--- START ---

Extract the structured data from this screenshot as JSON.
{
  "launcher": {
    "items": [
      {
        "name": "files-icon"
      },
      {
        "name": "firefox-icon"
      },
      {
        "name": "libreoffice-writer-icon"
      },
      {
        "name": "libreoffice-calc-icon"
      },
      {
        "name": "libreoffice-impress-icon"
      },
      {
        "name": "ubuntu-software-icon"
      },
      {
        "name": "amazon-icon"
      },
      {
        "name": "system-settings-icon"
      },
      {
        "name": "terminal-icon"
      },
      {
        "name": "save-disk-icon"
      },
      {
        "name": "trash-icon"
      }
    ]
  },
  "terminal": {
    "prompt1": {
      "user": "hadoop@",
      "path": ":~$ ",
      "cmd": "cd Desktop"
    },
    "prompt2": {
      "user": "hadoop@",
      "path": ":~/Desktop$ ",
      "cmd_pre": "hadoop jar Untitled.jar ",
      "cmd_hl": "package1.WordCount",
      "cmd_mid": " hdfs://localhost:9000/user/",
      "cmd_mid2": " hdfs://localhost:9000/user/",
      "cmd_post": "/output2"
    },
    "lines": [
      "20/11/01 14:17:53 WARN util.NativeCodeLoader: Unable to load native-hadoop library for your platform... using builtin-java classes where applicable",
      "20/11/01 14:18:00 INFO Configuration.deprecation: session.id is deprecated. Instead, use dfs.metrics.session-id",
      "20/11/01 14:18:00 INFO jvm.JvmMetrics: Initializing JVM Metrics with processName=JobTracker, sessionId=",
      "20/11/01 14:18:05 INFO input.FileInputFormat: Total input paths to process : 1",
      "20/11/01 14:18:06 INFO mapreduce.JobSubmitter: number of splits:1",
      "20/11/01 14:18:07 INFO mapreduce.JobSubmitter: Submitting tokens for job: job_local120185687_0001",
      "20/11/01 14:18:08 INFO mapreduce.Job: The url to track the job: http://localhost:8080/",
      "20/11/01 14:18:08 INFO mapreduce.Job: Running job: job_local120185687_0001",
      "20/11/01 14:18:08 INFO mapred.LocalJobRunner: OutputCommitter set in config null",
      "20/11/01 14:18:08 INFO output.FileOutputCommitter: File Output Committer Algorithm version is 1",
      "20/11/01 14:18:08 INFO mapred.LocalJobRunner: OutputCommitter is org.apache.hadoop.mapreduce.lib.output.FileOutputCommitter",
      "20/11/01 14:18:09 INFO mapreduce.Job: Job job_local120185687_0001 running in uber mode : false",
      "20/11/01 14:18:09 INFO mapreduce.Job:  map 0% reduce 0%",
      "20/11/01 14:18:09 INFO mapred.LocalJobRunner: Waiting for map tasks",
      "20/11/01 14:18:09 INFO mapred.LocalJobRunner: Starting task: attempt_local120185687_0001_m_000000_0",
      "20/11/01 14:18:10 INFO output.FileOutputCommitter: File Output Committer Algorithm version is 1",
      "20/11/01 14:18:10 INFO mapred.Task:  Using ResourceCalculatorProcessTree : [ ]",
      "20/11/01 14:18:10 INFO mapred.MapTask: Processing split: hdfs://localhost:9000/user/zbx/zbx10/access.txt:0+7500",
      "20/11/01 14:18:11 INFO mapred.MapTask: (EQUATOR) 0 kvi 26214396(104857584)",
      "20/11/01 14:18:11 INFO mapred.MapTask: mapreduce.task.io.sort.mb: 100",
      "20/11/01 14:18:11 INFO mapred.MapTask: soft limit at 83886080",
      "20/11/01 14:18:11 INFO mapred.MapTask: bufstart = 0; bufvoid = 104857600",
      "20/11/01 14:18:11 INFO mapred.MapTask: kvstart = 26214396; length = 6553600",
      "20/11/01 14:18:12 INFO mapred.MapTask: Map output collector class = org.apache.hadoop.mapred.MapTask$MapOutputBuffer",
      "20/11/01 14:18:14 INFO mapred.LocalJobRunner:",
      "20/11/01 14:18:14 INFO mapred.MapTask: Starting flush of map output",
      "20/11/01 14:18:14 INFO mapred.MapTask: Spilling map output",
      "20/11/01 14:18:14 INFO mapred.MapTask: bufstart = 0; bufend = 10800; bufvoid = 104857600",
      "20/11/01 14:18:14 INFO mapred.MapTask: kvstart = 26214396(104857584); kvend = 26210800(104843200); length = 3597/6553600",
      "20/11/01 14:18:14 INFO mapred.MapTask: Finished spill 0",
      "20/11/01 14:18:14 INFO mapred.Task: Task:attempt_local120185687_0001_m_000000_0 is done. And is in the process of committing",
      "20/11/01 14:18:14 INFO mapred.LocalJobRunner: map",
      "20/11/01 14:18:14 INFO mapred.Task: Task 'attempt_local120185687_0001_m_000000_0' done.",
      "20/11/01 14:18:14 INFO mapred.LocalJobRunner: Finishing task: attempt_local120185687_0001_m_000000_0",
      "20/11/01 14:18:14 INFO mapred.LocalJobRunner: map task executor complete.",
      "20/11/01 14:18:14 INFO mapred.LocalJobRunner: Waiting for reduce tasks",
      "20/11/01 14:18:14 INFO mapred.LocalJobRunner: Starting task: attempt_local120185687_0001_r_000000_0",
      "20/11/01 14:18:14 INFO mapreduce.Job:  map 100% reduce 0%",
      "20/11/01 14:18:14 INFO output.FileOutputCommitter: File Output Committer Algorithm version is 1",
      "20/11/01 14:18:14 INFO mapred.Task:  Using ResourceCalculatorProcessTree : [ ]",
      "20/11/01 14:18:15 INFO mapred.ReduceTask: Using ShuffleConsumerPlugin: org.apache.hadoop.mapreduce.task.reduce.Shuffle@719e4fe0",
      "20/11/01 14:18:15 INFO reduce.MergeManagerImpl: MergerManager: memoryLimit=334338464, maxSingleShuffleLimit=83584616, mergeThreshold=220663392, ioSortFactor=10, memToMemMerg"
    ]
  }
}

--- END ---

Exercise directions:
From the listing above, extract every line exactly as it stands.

Completed task:
Extract the structured data from this screenshot as JSON.
{
  "launcher": {
    "items": [
      {
        "name": "files-icon"
      },
      {
        "name": "firefox-icon"
      },
      {
        "name": "libreoffice-writer-icon"
      },
      {
        "name": "libreoffice-calc-icon"
      },
      {
        "name": "libreoffice-impress-icon"
      },
      {
        "name": "ubuntu-software-icon"
      },
      {
        "name": "amazon-icon"
      },
      {
        "name": "system-settings-icon"
      },
      {
        "name": "terminal-icon"
      },
      {
        "name": "save-disk-icon"
      },
      {
        "name": "trash-icon"
      }
    ]
  },
  "terminal": {
    "prompt1": {
      "user": "hadoop@",
      "path": ":~$ ",
      "cmd": "cd Desktop"
    },
    "prompt2": {
      "user": "hadoop@",
      "path": ":~/Desktop$ ",
      "cmd_pre": "hadoop jar Untitled.jar ",
      "cmd_hl": "package1.WordCount",
      "cmd_mid": " hdfs://localhost:9000/user/",
      "cmd_mid2": " hdfs://localhost:9000/user/",
      "cmd_post": "/output2"
    },
    "lines": [
      "20/11/01 14:17:53 WARN util.NativeCodeLoader: Unable to load native-hadoop library for your platform... using builtin-java classes where applicable",
      "20/11/01 14:18:00 INFO Configuration.deprecation: session.id is deprecated. Instead, use dfs.metrics.session-id",
      "20/11/01 14:18:00 INFO jvm.JvmMetrics: Initializing JVM Metrics with processName=JobTracker, sessionId=",
      "20/11/01 14:18:05 INFO input.FileInputFormat: Total input paths to process : 1",
      "20/11/01 14:18:06 INFO mapreduce.JobSubmitter: number of splits:1",
      "20/11/01 14:18:07 INFO mapreduce.JobSubmitter: Submitting tokens for job: job_local120185687_0001",
      "20/11/01 14:18:08 INFO mapreduce.Job: The url to track the job: http://localhost:8080/",
      "20/11/01 14:18:08 INFO mapreduce.Job: Running job: job_local120185687_0001",
      "20/11/01 14:18:08 INFO mapred.LocalJobRunner: OutputCommitter set in config null",
      "20/11/01 14:18:08 INFO output.FileOutputCommitter: File Output Committer Algorithm version is 1",
      "20/11/01 14:18:08 INFO mapred.LocalJobRunner: OutputCommitter is org.apache.hadoop.mapreduce.lib.output.FileOutputCommitter",
      "20/11/01 14:18:09 INFO mapreduce.Job: Job job_local120185687_0001 running in uber mode : false",
      "20/11/01 14:18:09 INFO mapreduce.Job:  map 0% reduce 0%",
      "20/11/01 14:18:09 INFO mapred.LocalJobRunner: Waiting for map tasks",
      "20/11/01 14:18:09 INFO mapred.LocalJobRunner: Starting task: attempt_local120185687_0001_m_000000_0",
      "20/11/01 14:18:10 INFO output.FileOutputCommitter: File Output Committer Algorithm version is 1",
      "20/11/01 14:18:10 INFO mapred.Task:  Using ResourceCalculatorProcessTree : [ ]",
      "20/11/01 14:18:10 INFO mapred.MapTask: Processing split: hdfs://localhost:9000/user/zbx/zbx10/access.txt:0+7500",
      "20/11/01 14:18:11 INFO mapred.MapTask: (EQUATOR) 0 kvi 26214396(104857584)",
      "20/11/01 14:18:11 INFO mapred.MapTask: mapreduce.task.io.sort.mb: 100",
      "20/11/01 14:18:11 INFO mapred.MapTask: soft limit at 83886080",
      "20/11/01 14:18:11 INFO mapred.MapTask: bufstart = 0; bufvoid = 104857600",
      "20/11/01 14:18:11 INFO mapred.MapTask: kvstart = 26214396; length = 6553600",
      "20/11/01 14:18:12 INFO mapred.MapTask: Map output collector class = org.apache.hadoop.mapred.MapTask$MapOutputBuffer",
      "20/11/01 14:18:14 INFO mapred.LocalJobRunner:",
      "20/11/01 14:18:14 INFO mapred.MapTask: Starting flush of map output",
      "20/11/01 14:18:14 INFO mapred.MapTask: Spilling map output",
      "20/11/01 14:18:14 INFO mapred.MapTask: bufstart = 0; bufend = 10800; bufvoid = 104857600",
      "20/11/01 14:18:14 INFO mapred.MapTask: kvstart = 26214396(104857584); kvend = 26210800(104843200); length = 3597/6553600",
      "20/11/01 14:18:14 INFO mapred.MapTask: Finished spill 0",
      "20/11/01 14:18:14 INFO mapred.Task: Task:attempt_local120185687_0001_m_000000_0 is done. And is in the process of committing",
      "20/11/01 14:18:14 INFO mapred.LocalJobRunner: map",
      "20/11/01 14:18:14 INFO mapred.Task: Task 'attempt_local120185687_0001_m_000000_0' done.",
      "20/11/01 14:18:14 INFO mapred.LocalJobRunner: Finishing task: attempt_local120185687_0001_m_000000_0",
      "20/11/01 14:18:14 INFO mapred.LocalJobRunner: map task executor complete.",
      "20/11/01 14:18:14 INFO mapred.LocalJobRunner: Waiting for reduce tasks",
      "20/11/01 14:18:14 INFO mapred.LocalJobRunner: Starting task: attempt_local120185687_0001_r_000000_0",
      "20/11/01 14:18:14 INFO mapreduce.Job:  map 100% reduce 0%",
      "20/11/01 14:18:14 INFO output.FileOutputCommitter: File Output Committer Algorithm version is 1",
      "20/11/01 14:18:14 INFO mapred.Task:  Using ResourceCalculatorProcessTree : [ ]",
      "20/11/01 14:18:15 INFO mapred.ReduceTask: Using ShuffleConsumerPlugin: org.apache.hadoop.mapreduce.task.reduce.Shuffle@719e4fe0",
      "20/11/01 14:18:15 INFO reduce.MergeManagerImpl: MergerManager: memoryLimit=334338464, maxSingleShuffleLimit=83584616, mergeThreshold=220663392, ioSortFactor=10, memToMemMerg"
    ]
  }
}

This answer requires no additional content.